Senator says she opposes a federal agency to regulate social media companies

Sen. Marsha Blackburn (R., Tenn.) / Getty Images
October 21, 2021

A leading Republican critic of Big Tech is criticizing the Facebook whistleblower for policy prescriptions that could lead to increased censorship of conservatives.

Senator Marsha Blackburn (Tenn.) earlier this month invited former Facebook employee Frances Haugen to testify on a trove of documents that show Facebook knows it causes harm to children, especially teen girls. But in a statement to the Washington Free Beacon, Blackburn says Haugen has gone too far with her policy recommendations, including her call for creating a federal agency to monitor social media companies.

"These documents invoke stunning allegations regarding Facebook's failure to act despite knowing that their platform harms children," she said. "While I will take any opportunity to gain insight into how Facebook functions, I will not endorse policy recommendations that, among other things, would make it easier for big tech companies to silence conservatives."

Haugen, formerly a member of Facebook's civic integrity team, also suggested that social media companies manipulate their feeds in order to slow the spread of "misinformation." Conservatives have criticized Facebook and other social media companies for unfairly moderating content in ways that censor them.
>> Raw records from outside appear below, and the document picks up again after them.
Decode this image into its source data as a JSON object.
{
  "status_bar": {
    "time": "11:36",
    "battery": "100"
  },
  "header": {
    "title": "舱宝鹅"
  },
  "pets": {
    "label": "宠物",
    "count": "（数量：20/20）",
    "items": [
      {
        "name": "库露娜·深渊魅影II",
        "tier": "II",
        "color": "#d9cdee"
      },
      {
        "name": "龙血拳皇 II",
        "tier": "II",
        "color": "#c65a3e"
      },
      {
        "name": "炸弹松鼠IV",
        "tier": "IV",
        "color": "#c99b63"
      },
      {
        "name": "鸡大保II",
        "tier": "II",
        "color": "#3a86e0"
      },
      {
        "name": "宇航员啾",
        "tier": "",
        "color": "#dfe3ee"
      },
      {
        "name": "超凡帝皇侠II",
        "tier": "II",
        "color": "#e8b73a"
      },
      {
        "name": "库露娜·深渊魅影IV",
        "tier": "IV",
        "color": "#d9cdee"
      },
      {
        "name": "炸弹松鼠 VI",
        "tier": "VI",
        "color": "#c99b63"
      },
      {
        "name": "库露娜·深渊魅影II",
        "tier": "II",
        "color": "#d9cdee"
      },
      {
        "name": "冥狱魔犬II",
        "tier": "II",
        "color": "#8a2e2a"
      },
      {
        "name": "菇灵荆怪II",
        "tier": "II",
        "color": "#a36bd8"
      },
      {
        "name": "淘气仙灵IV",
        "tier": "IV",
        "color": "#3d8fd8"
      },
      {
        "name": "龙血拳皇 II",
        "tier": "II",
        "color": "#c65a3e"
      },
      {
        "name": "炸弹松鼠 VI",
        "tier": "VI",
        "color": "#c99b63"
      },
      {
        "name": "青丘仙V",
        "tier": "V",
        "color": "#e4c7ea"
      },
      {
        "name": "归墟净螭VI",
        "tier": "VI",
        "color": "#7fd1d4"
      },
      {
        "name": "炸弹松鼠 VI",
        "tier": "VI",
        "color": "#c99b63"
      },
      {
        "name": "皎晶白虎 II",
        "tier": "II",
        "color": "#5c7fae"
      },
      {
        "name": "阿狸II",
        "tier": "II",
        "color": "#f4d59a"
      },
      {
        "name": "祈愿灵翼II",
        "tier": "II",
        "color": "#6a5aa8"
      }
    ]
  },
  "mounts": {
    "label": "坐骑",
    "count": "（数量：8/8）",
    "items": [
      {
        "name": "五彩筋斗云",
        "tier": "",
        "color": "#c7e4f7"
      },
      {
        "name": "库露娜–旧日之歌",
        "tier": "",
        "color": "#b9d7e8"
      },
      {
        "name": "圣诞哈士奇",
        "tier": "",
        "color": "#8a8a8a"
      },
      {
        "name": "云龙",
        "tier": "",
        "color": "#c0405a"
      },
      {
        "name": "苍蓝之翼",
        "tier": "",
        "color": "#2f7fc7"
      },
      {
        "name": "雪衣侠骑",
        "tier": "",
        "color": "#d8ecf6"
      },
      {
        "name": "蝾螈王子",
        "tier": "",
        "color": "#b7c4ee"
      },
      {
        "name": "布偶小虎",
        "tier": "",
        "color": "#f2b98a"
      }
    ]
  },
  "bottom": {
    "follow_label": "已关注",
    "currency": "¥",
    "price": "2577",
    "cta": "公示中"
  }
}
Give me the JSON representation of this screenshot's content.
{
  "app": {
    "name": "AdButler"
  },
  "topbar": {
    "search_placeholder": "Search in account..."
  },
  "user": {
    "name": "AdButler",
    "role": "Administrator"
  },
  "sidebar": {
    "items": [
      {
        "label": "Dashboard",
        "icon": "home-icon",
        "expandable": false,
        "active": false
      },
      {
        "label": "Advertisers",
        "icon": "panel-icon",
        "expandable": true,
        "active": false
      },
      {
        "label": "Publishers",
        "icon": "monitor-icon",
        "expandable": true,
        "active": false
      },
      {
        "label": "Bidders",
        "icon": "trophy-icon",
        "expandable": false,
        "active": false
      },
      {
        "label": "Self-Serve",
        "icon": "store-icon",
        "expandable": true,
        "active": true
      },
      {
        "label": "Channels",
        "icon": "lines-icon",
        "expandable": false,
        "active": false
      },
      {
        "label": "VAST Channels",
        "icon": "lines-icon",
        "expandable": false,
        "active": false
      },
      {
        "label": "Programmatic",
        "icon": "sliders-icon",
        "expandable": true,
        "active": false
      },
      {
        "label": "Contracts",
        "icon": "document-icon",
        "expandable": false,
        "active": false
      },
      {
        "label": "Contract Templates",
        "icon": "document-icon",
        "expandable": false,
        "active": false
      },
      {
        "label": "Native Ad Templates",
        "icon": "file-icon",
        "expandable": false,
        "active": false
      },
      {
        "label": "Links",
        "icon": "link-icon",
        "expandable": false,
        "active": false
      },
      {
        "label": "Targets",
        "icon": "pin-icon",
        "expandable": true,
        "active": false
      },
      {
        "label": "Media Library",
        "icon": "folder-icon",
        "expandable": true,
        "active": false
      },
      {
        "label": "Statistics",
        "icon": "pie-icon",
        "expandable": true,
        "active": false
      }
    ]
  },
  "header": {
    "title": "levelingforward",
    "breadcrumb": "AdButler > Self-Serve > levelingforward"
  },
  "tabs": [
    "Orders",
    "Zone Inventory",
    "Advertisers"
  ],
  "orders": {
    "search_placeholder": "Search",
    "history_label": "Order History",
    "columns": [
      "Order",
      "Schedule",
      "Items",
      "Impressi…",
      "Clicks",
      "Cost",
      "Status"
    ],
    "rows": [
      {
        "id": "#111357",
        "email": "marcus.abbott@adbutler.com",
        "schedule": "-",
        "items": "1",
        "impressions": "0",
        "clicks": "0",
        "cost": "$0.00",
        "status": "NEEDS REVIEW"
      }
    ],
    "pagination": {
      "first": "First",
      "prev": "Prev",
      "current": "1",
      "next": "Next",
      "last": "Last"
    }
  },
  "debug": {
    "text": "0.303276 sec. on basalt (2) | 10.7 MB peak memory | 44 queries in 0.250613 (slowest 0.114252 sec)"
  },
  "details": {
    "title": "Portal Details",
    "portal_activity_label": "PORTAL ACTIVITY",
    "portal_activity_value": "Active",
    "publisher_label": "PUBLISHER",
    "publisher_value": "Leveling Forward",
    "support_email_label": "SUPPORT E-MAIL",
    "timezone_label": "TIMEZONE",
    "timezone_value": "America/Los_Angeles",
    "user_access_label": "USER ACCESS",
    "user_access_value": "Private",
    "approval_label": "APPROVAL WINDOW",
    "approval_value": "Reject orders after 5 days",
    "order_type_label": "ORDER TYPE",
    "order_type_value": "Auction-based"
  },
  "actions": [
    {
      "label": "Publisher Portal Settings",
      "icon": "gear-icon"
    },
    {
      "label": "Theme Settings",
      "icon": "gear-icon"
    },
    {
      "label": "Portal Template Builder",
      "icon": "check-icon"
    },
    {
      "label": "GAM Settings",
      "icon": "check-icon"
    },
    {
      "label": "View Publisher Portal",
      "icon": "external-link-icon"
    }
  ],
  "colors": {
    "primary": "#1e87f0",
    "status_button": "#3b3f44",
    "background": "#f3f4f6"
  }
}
By contrast, Democrats have endorsed calls for further policing "disinformation" by requiring social media companies to crack down on more speech.

Some of Haugen's recommendations have received support from both sides of the aisle. She urged Facebook to share more of its research publicly and to offer users the option of a chronological News Feed.

But Haugen also called for a special government bureau to oversee social media platforms, describing it as "a regulatory home where someone like me could do a tour of duty after working at a place like this." Haugen endorsed "soft interventions" by Facebook, such as reducing how often something shows up in the News Feed, to slow down the virality of "misinformation" on the platform. And she encouraged lawmakers to investigate ways to police the algorithms that tech companies use to decide which content to promote.

Conservatives have expressed concern over the network of Democratic operatives closely involved in Haugen's public relations strategy. Liberal billionaire Pierre Omidyar has supported Haugen through his philanthropic organization Luminate. The eBay founder also funds the nonprofit that represents Haugen legally. Haugen, whose PR representative is former Obama spokesman Bill Burton, is also being advised by former Democratic presidential candidate and Harvard Law professor Lawrence Lessig.

Facebook expects more internal documents to be released to the media this weekend. Facebook's public relations account on Monday tweeted a thread that warned readers "a curated selection out of millions of documents can in no way be used to draw fair conclusions about us."

Facebook has attempted to undermine Haugen's testimony, attacking her for leaking "stolen documents" and noting that she "worked for the company for less than two years, had no direct reports, [and] never attended a decision-point meeting with C-level executives."

In the last three months, Facebook has spent $5 million lobbying Congress.